- TASK ITEM
Every line in the listing below that holds the word "Create" should be returned.

- INFORMATION SHOWN
::::::::::

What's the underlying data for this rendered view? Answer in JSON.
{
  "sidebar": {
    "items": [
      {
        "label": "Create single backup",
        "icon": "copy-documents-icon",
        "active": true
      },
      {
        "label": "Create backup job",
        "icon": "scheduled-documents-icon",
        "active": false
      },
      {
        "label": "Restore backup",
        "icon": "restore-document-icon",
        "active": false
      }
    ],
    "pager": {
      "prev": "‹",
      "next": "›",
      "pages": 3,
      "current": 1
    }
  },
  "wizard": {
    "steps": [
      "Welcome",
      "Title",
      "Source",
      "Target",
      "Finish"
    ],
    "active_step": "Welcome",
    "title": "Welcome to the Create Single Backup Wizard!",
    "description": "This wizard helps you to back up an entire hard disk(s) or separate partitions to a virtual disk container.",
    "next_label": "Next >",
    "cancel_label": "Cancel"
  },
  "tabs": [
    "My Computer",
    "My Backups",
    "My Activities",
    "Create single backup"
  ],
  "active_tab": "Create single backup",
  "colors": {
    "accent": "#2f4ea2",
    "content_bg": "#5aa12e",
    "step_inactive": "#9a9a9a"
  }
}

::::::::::

- ANSWER FOR THIS EXERCISE
        "label": "Create single backup",
        "label": "Create backup job",
    "title": "Welcome to the Create Single Backup Wizard!",
    "Create single backup"
  "active_tab": "Create single backup",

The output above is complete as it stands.